Electronic Media

Son Takes Over Where Dad Left Off

By William Mahoney
Los Angeles Bureau Chief
October 19, 1992

LOS ANGELES — Imagine being 25 years old and taking over your father’s business after his death, without any experience in the field and few organized records to follow.

Add to that a business climate that’s taken a particularly unfavorable turn for small companies.

That’s exactly what Stephen Rodgers, chief executive officer of independent distributor The Peter Rodgers Organization did four years ago.

His father, industry veteran Peter Rodgers, had been in the TV business since 1950, and had run his own company since 1976.

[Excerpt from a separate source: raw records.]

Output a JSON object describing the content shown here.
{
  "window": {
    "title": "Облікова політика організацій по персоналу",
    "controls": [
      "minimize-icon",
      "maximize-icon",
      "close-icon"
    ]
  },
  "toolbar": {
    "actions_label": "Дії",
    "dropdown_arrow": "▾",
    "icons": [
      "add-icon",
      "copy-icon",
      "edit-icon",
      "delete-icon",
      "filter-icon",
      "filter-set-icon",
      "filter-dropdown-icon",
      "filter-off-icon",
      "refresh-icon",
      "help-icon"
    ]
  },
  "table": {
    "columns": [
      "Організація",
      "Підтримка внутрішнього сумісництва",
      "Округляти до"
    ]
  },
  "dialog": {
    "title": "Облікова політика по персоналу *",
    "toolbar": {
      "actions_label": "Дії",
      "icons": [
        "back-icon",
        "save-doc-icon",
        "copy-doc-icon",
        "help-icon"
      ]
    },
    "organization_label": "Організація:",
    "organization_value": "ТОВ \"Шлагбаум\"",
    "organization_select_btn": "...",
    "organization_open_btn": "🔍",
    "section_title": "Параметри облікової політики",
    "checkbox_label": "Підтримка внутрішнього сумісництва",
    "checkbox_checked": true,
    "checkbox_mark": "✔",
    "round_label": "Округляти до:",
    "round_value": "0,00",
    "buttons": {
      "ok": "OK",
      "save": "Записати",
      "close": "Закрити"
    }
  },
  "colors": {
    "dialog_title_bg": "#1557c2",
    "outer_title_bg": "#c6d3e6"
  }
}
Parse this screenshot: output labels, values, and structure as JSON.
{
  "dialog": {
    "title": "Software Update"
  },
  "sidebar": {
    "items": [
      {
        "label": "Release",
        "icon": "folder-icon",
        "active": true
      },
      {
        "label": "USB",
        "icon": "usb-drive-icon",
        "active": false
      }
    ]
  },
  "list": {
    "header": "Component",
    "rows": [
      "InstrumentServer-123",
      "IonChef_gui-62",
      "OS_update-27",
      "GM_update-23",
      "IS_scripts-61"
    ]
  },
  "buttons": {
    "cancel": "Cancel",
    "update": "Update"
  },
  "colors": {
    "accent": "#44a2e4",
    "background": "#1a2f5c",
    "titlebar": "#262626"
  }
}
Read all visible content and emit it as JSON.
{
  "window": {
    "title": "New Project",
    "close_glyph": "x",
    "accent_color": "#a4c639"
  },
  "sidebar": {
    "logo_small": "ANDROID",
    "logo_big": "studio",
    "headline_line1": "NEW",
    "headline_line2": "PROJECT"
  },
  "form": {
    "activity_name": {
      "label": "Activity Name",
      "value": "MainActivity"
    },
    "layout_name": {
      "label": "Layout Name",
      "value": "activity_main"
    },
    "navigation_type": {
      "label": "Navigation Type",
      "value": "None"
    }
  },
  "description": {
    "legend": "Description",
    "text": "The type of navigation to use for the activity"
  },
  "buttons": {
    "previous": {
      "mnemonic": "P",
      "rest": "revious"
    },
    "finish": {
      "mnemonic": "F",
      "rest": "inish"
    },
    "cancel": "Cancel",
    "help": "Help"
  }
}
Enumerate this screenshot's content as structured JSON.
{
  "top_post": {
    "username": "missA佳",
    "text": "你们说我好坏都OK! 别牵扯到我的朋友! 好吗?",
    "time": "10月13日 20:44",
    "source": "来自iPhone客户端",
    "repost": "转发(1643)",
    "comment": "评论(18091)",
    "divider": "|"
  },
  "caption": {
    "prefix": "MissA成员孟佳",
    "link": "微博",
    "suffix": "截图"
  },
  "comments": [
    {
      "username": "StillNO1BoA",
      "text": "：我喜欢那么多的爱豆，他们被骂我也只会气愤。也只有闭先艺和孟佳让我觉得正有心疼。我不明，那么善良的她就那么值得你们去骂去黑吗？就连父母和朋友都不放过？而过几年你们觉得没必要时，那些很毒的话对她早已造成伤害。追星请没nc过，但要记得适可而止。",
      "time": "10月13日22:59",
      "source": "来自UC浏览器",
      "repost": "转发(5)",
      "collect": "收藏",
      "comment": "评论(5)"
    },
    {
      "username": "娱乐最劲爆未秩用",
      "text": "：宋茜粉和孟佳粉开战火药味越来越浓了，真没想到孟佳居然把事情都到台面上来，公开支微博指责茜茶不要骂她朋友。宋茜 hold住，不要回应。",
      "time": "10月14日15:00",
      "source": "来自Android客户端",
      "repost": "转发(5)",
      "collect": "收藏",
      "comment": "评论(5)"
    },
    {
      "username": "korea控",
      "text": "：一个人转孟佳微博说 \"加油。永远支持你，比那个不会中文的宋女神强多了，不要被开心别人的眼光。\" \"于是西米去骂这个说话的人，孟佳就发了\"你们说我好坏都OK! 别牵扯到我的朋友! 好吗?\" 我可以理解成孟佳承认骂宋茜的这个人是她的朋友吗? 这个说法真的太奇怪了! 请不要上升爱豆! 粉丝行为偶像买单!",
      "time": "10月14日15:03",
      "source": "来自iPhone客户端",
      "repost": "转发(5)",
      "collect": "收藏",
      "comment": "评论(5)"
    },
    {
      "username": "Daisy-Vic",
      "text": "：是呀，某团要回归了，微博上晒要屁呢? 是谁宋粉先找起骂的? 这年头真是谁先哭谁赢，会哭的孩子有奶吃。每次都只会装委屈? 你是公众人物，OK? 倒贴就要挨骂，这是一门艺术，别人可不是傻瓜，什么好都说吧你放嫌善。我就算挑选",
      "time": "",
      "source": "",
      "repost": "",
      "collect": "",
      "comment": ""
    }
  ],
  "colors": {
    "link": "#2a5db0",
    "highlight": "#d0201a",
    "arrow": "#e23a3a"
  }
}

After he died in February 1988, a legal fight among family members ensued over the fate of the company, with some pushing to liquidate it.

But Stephen Rodgers won out and took over the business.

He soon found himself wading through paperwork left by his father, most of which wasn’t very useful, Mr. Rodgers said.

“My dad kept a lot of it in his head,” he said.

Mr. Rodgers’ only involvement in TV up to that point was helping his dad at National Association of Television Program Executives conventions.

He had been making his living engineering heating and air conditioning systems for high-rise buildings.

“I came in with no knowledge of sales, whatsoever,” he says.

Mr. Rodgers sifted through files and letters, trying to learn the business and the state of the company.

Eventually he sorted the papers out enough to get the distribution company active again.

“My father taught me this business,” he says now, “but he wasn’t alive when he taught me.”

After spending a few years mining the library product and supervising other ongoing sales activities, Mr. Rodgers went to last year’s NATPE with a new first-run series called “Only In Hollywood,” the company’s first all-barter new series.

He picked up rights to the show, 26 weekly half-hours looking at the untold stories in Hollywood, just before NATPE began, and he came out of the convention with five clearances.

Yet, over the next eight months, he managed to get the show cleared in 117 markets covering 73 percent of the country for launch this fall.

It’s now rolling out in various markets.

Though Mr. Rodgers says he’s “still learning,” he’s certainly accomplished something by entering the tough first-run barter arena, and he’s considering other new offerings.

The Peter Rodgers company is planning to roll out a barter movie package from features in the company’s library, which includes such series as “I Spy” and “The Shari Lewis Show.”

Mr. Rodgers is also considering some development opportunities for future weekly first-run series.

At NATPE next year, the company will double its usual amount of exhibition space at the convention, from 400 square feet to 800.